An exploration of the nature of nursing practice related to the presence of visitors in the critical care setting
The need for and importance of visiting hours for relatives of critically ill patients has been well documented and passionately debated in the nursing literature for many years. Nurses tend to be the primary gatekeepers in the ICU yet little empirical knowledge exists related to the phenomenon of visiting from the perspective of the bedside nurse. ^ A three-phase qualitative research investigation was undertaken with eight critical care nurses identified by managers as being experts at working with families. Data were gathered using participant observation, interviews and document review. Three research questions guided this investigation: (1) How do expert nurses incorporate visitors into their daily practice? (2) What range of strategies do expert nurses actually use, with whom and with what perceived degree of effectiveness? and (3) How did these nurses gain their knowledge about working with visitors? ^ Findings indicated that patients were the nurse's top priority. Families were viewed as extensions of the patient although some became client or partner. Of the posted rules for visitation, the call before coming and two visitors at a time limit were most consistently enforced. All participants defined family widely. ^ These nurses followed a similar pattern when meeting family members. Nurses attempted to balance the needs of the family for access and their own need to safely manage unstable patients. Open communication was essential to preventing and resolving conflicts. When a patient was dying and had a “do not resuscitate” status, visiting rules were consistently suspended. The nurses learned to manage visitors predominately through trial, error and life experience. ^ From a theoretical perspective, the primacy of the patient rather than the family emerged and nurse's work was a central focus. Future research might extend this study to sites with higher acuity and less seasoned staff. Implications for educators include program development to assist nurses in working with families. From a practice perspective, the study identified potentially useful strategies for routine and problematic visitor encounters, highlighted difficulties associated with managing an unstable patient and an anxious family and suggested the role of family caregiver during times of physiologic crisis. ^

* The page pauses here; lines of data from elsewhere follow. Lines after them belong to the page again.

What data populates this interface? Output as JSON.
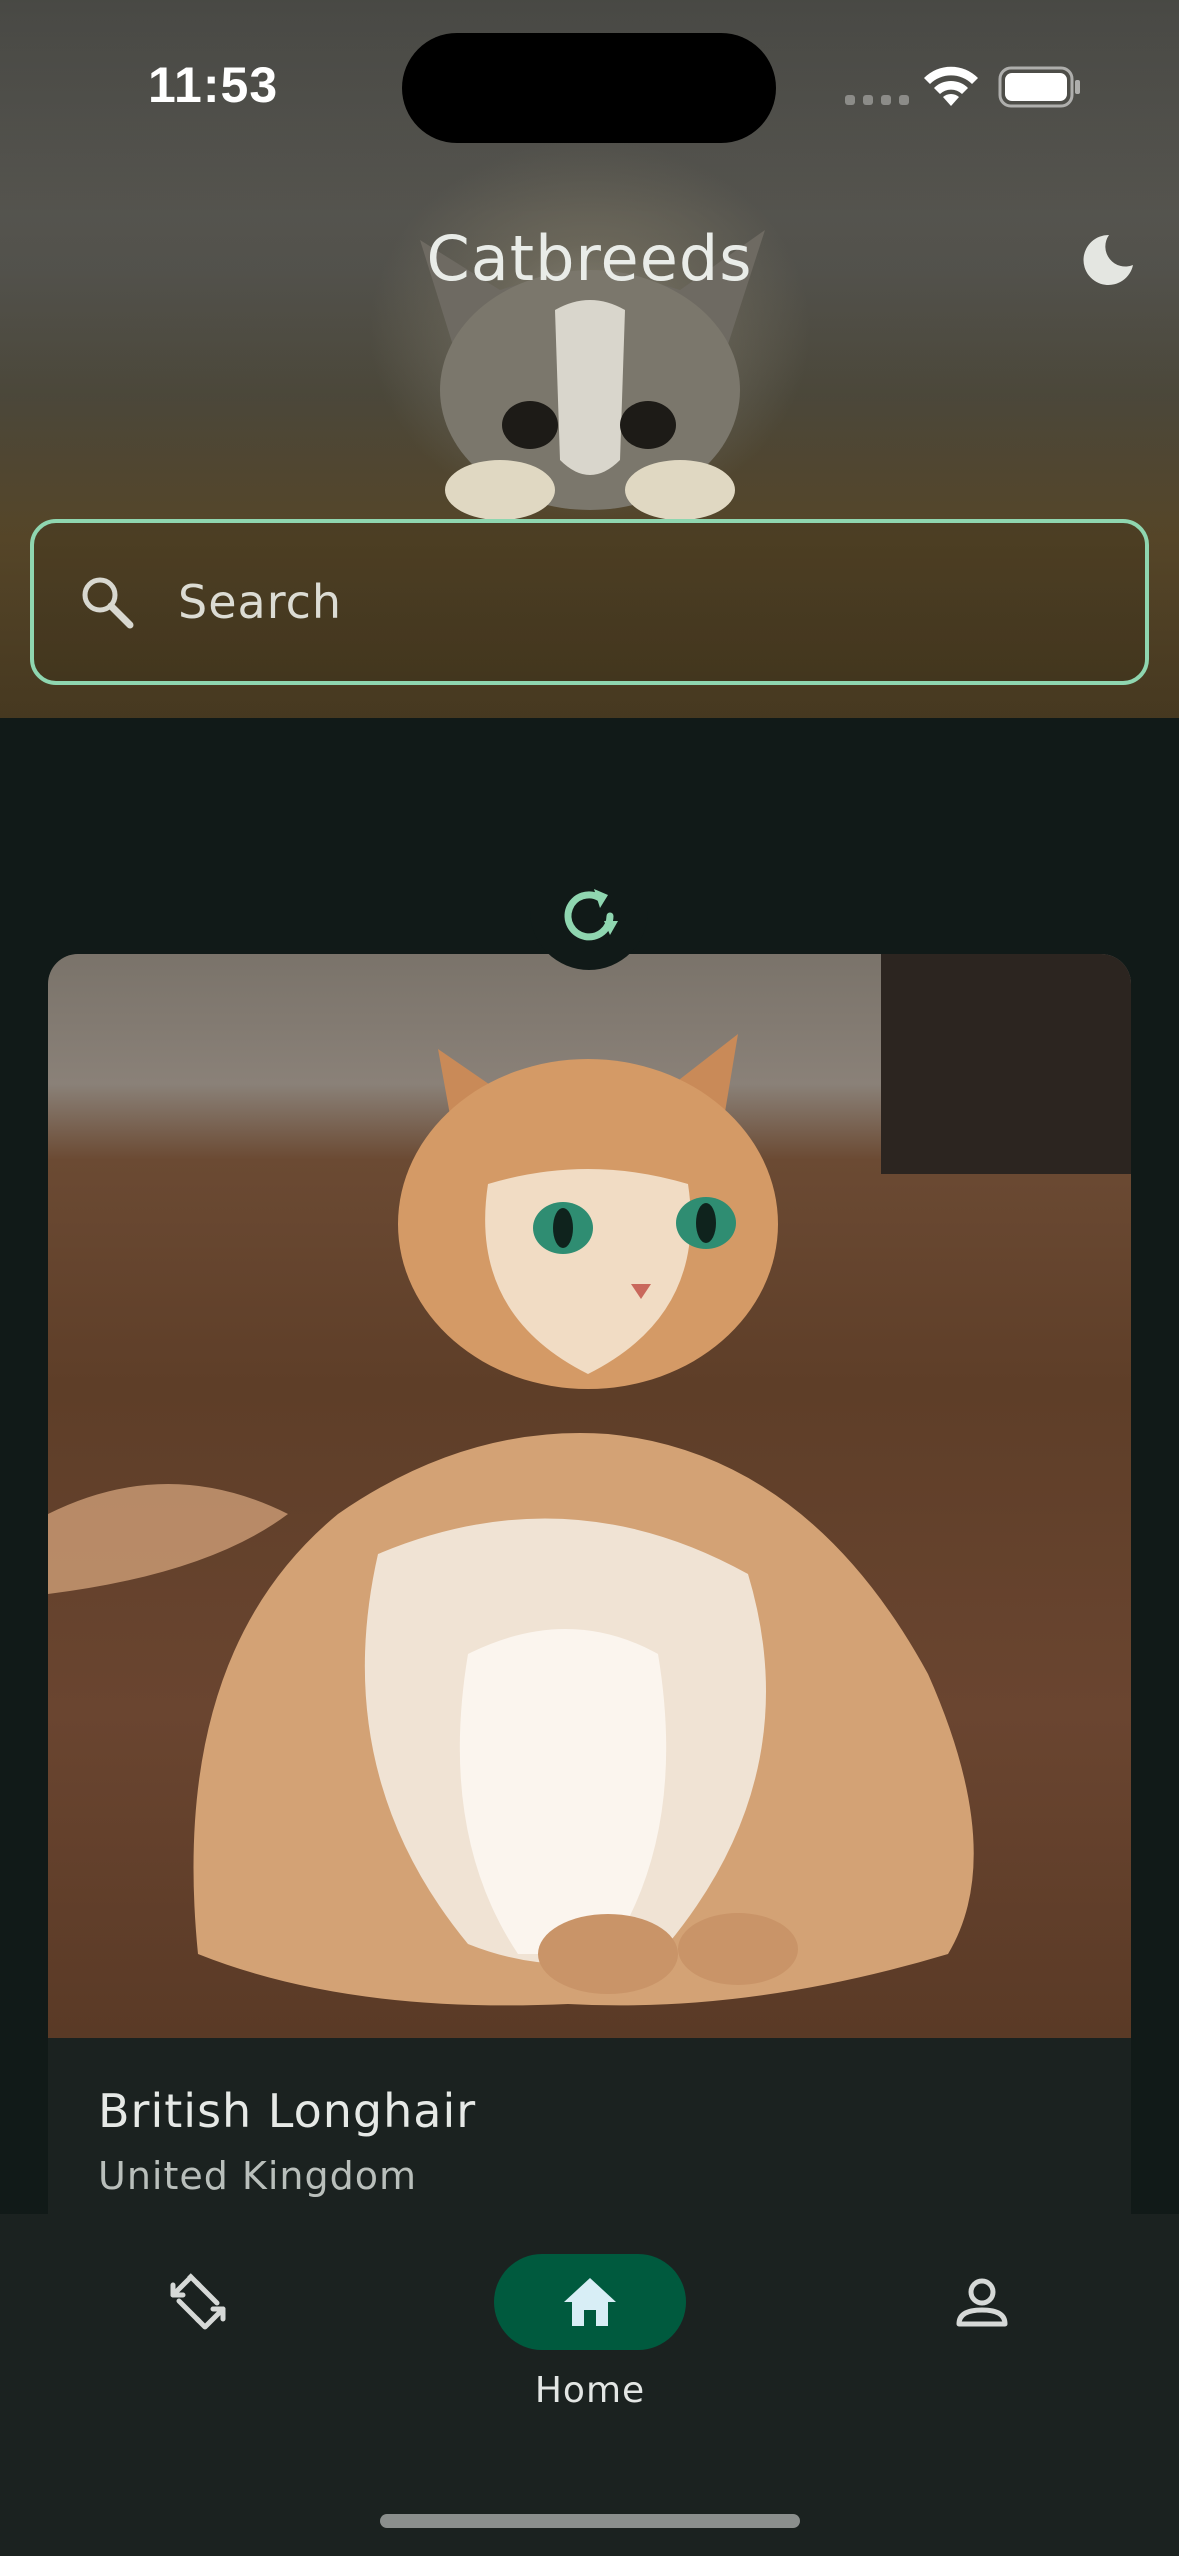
{
  "status_bar": {
    "time": "11:53"
  },
  "header": {
    "title": "Catbreeds",
    "theme_toggle_icon": "moon-icon"
  },
  "search": {
    "placeholder": "Search",
    "icon": "search-icon",
    "accent": "#8fd6b0"
  },
  "refresh": {
    "icon": "refresh-icon",
    "accent": "#8fd6b0"
  },
  "breed_card": {
    "name": "British Longhair",
    "origin": "United Kingdom"
  },
  "bottom_nav": {
    "items": [
      {
        "icon": "swap-icon",
        "label": "",
        "active": false
      },
      {
        "icon": "home-icon",
        "label": "Home",
        "active": true
      },
      {
        "icon": "profile-icon",
        "label": "",
        "active": false
      }
    ],
    "active_color": "#005a3e"
  },
  "colors": {
    "background": "#111a18",
    "surface": "#1b2220"
  }
}
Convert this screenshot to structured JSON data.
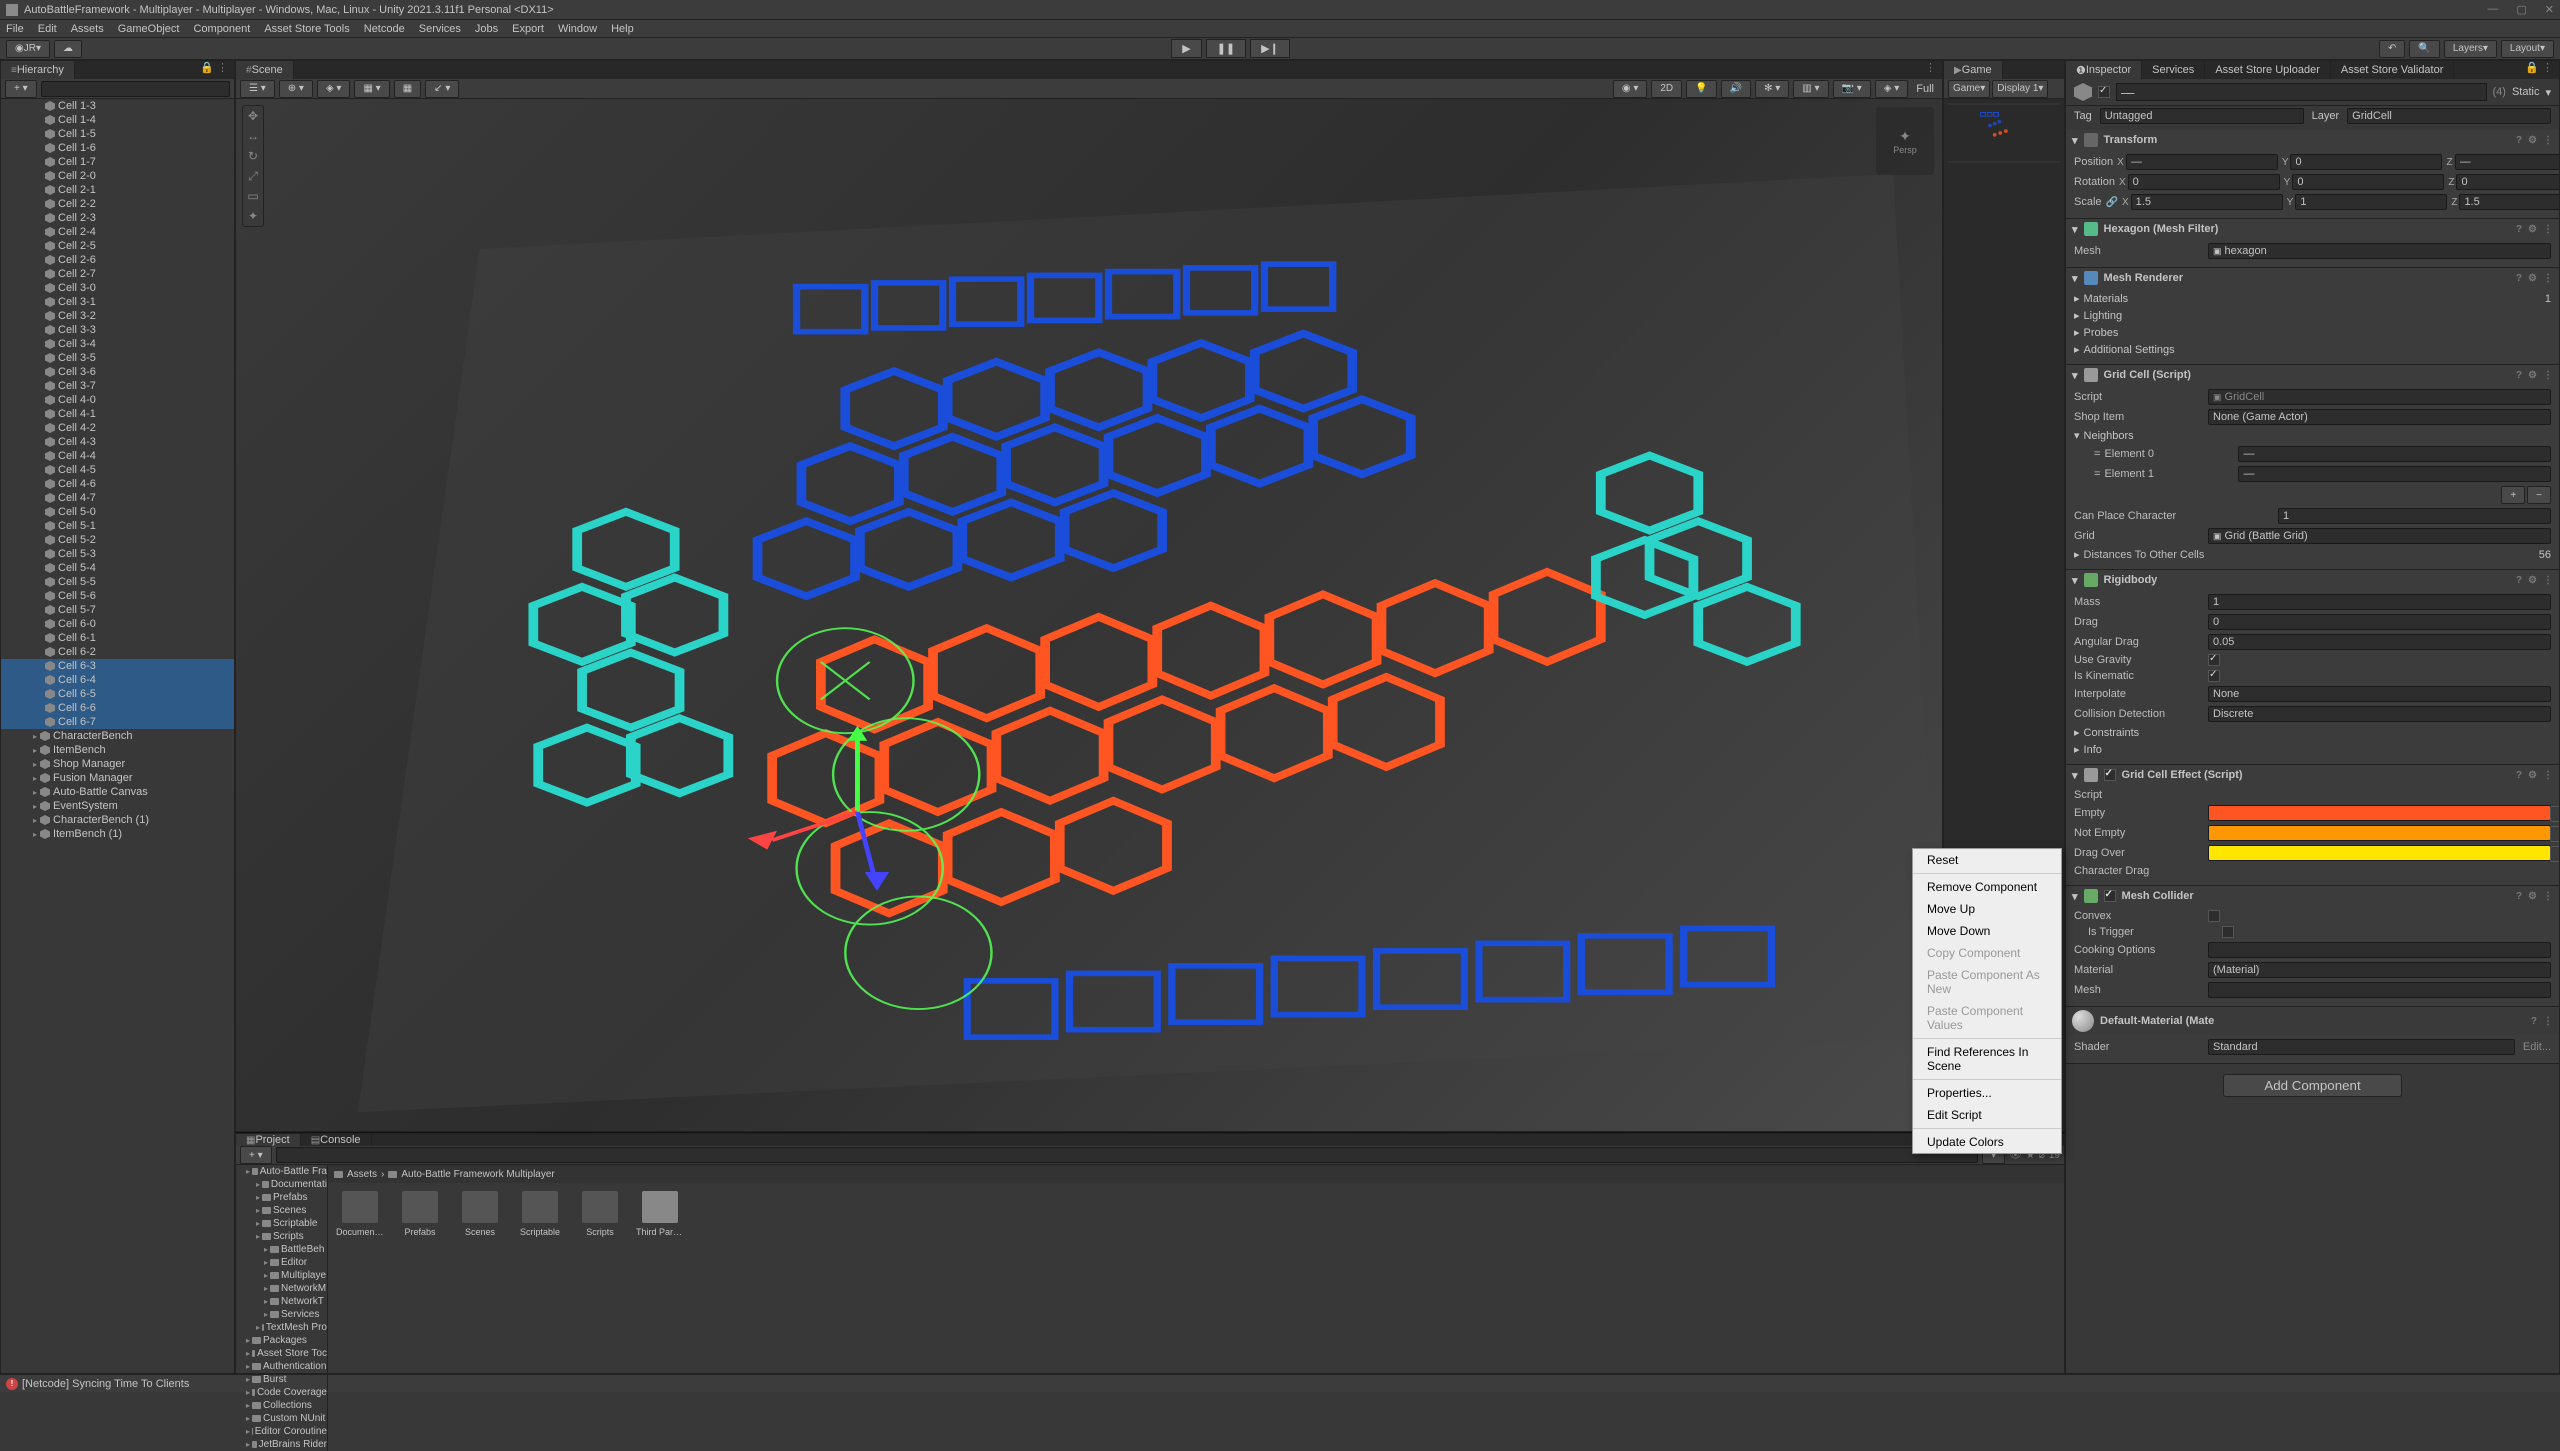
{
  "titlebar": {
    "title": "AutoBattleFramework - Multiplayer - Multiplayer - Windows, Mac, Linux - Unity 2021.3.11f1 Personal <DX11>"
  },
  "menubar": [
    "File",
    "Edit",
    "Assets",
    "GameObject",
    "Component",
    "Asset Store Tools",
    "Netcode",
    "Services",
    "Jobs",
    "Export",
    "Window",
    "Help"
  ],
  "toolbar": {
    "account": "JR",
    "right": {
      "layers": "Layers",
      "layout": "Layout"
    }
  },
  "hierarchy": {
    "tab": "Hierarchy",
    "items": [
      "Cell 1-3",
      "Cell 1-4",
      "Cell 1-5",
      "Cell 1-6",
      "Cell 1-7",
      "Cell 2-0",
      "Cell 2-1",
      "Cell 2-2",
      "Cell 2-3",
      "Cell 2-4",
      "Cell 2-5",
      "Cell 2-6",
      "Cell 2-7",
      "Cell 3-0",
      "Cell 3-1",
      "Cell 3-2",
      "Cell 3-3",
      "Cell 3-4",
      "Cell 3-5",
      "Cell 3-6",
      "Cell 3-7",
      "Cell 4-0",
      "Cell 4-1",
      "Cell 4-2",
      "Cell 4-3",
      "Cell 4-4",
      "Cell 4-5",
      "Cell 4-6",
      "Cell 4-7",
      "Cell 5-0",
      "Cell 5-1",
      "Cell 5-2",
      "Cell 5-3",
      "Cell 5-4",
      "Cell 5-5",
      "Cell 5-6",
      "Cell 5-7",
      "Cell 6-0",
      "Cell 6-1",
      "Cell 6-2",
      "Cell 6-3",
      "Cell 6-4",
      "Cell 6-5",
      "Cell 6-6",
      "Cell 6-7"
    ],
    "selected": [
      "Cell 6-3",
      "Cell 6-4",
      "Cell 6-5",
      "Cell 6-6",
      "Cell 6-7"
    ],
    "others": [
      "CharacterBench",
      "ItemBench",
      "Shop Manager",
      "Fusion Manager",
      "Auto-Battle Canvas",
      "EventSystem",
      "CharacterBench (1)",
      "ItemBench (1)"
    ]
  },
  "scene": {
    "tab": "Scene",
    "toolbar_left": [
      "2D"
    ],
    "toolbar_right": [
      "Full"
    ],
    "gizmo": "Persp"
  },
  "game": {
    "tab": "Game",
    "toolbar": {
      "target": "Game",
      "display": "Display 1"
    }
  },
  "project": {
    "tabs": [
      "Project",
      "Console"
    ],
    "active_tab": "Project",
    "breadcrumb": [
      "Assets",
      "Auto-Battle Framework Multiplayer"
    ],
    "tree": [
      "Auto-Battle Fra",
      "Documentati",
      "Prefabs",
      "Scenes",
      "Scriptable",
      "Scripts",
      "BattleBeh",
      "Editor",
      "Multiplaye",
      "NetworkM",
      "NetworkT",
      "Services",
      "TextMesh Pro",
      "Packages",
      "Asset Store Toc",
      "Authentication",
      "Burst",
      "Code Coverage",
      "Collections",
      "Custom NUnit",
      "Editor Coroutine",
      "JetBrains Rider"
    ],
    "assets": [
      {
        "name": "Document...",
        "type": "folder"
      },
      {
        "name": "Prefabs",
        "type": "folder"
      },
      {
        "name": "Scenes",
        "type": "folder"
      },
      {
        "name": "Scriptable",
        "type": "folder"
      },
      {
        "name": "Scripts",
        "type": "folder"
      },
      {
        "name": "Third Party...",
        "type": "doc"
      }
    ],
    "footer_count": "19"
  },
  "inspector": {
    "tabs": [
      "Inspector",
      "Services",
      "Asset Store Uploader",
      "Asset Store Validator"
    ],
    "active_tab": "Inspector",
    "obj_name": "—",
    "static_label": "Static",
    "multi_count": "(4)",
    "tag": {
      "label": "Tag",
      "value": "Untagged"
    },
    "layer": {
      "label": "Layer",
      "value": "GridCell"
    },
    "transform": {
      "title": "Transform",
      "position": {
        "label": "Position",
        "x": "—",
        "y": "0",
        "z": "—"
      },
      "rotation": {
        "label": "Rotation",
        "x": "0",
        "y": "0",
        "z": "0"
      },
      "scale": {
        "label": "Scale",
        "x": "1.5",
        "y": "1",
        "z": "1.5"
      }
    },
    "mesh_filter": {
      "title": "Hexagon (Mesh Filter)",
      "mesh_label": "Mesh",
      "mesh_value": "hexagon"
    },
    "mesh_renderer": {
      "title": "Mesh Renderer",
      "items": [
        "Materials",
        "Lighting",
        "Probes",
        "Additional Settings"
      ],
      "materials_count": "1"
    },
    "grid_cell": {
      "title": "Grid Cell (Script)",
      "script_label": "Script",
      "script_value": "GridCell",
      "shop_item_label": "Shop Item",
      "shop_item_value": "None (Game Actor)",
      "neighbors_label": "Neighbors",
      "elements": [
        "Element 0",
        "Element 1"
      ],
      "element_value": "—",
      "can_place_label": "Can Place Character",
      "can_place_value": "1",
      "grid_label": "Grid",
      "grid_value": "Grid (Battle Grid)",
      "distances_label": "Distances To Other Cells",
      "distances_value": "56"
    },
    "rigidbody": {
      "title": "Rigidbody",
      "mass": {
        "label": "Mass",
        "value": "1"
      },
      "drag": {
        "label": "Drag",
        "value": "0"
      },
      "angular_drag": {
        "label": "Angular Drag",
        "value": "0.05"
      },
      "use_gravity": {
        "label": "Use Gravity",
        "checked": true
      },
      "is_kinematic": {
        "label": "Is Kinematic",
        "checked": true
      },
      "interpolate": {
        "label": "Interpolate",
        "value": "None"
      },
      "collision": {
        "label": "Collision Detection",
        "value": "Discrete"
      },
      "constraints": "Constraints",
      "info": "Info"
    },
    "grid_cell_effect": {
      "title": "Grid Cell Effect (Script)",
      "script_label": "Script",
      "empty_label": "Empty",
      "not_empty_label": "Not Empty",
      "drag_over_label": "Drag Over",
      "char_drag_label": "Character Drag",
      "empty_color": "#ff5522",
      "not_empty_color": "#ff9800",
      "drag_over_color": "#ffe600"
    },
    "mesh_collider": {
      "title": "Mesh Collider",
      "convex": "Convex",
      "is_trigger": "Is Trigger",
      "cooking": "Cooking Options",
      "material_label": "Material",
      "material_value": "(Material)",
      "mesh_label": "Mesh"
    },
    "default_material": {
      "title": "Default-Material (Mate",
      "shader_label": "Shader",
      "shader_value": "Standard",
      "edit": "Edit..."
    },
    "add_component": "Add Component"
  },
  "context_menu": {
    "items": [
      {
        "label": "Reset",
        "enabled": true
      },
      {
        "sep": true
      },
      {
        "label": "Remove Component",
        "enabled": true
      },
      {
        "label": "Move Up",
        "enabled": true
      },
      {
        "label": "Move Down",
        "enabled": true
      },
      {
        "label": "Copy Component",
        "enabled": false
      },
      {
        "label": "Paste Component As New",
        "enabled": false
      },
      {
        "label": "Paste Component Values",
        "enabled": false
      },
      {
        "sep": true
      },
      {
        "label": "Find References In Scene",
        "enabled": true
      },
      {
        "sep": true
      },
      {
        "label": "Properties...",
        "enabled": true
      },
      {
        "label": "Edit Script",
        "enabled": true
      },
      {
        "sep": true
      },
      {
        "label": "Update Colors",
        "enabled": true
      }
    ]
  },
  "statusbar": {
    "msg": "[Netcode] Syncing Time To Clients"
  }
}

Health Sciences, Nursing
Mary E. McGinn Farrell,
"An exploration of the nature of nursing practice related to the presence of visitors in the critical care setting"
Dissertations and Master's Theses (Campus Access).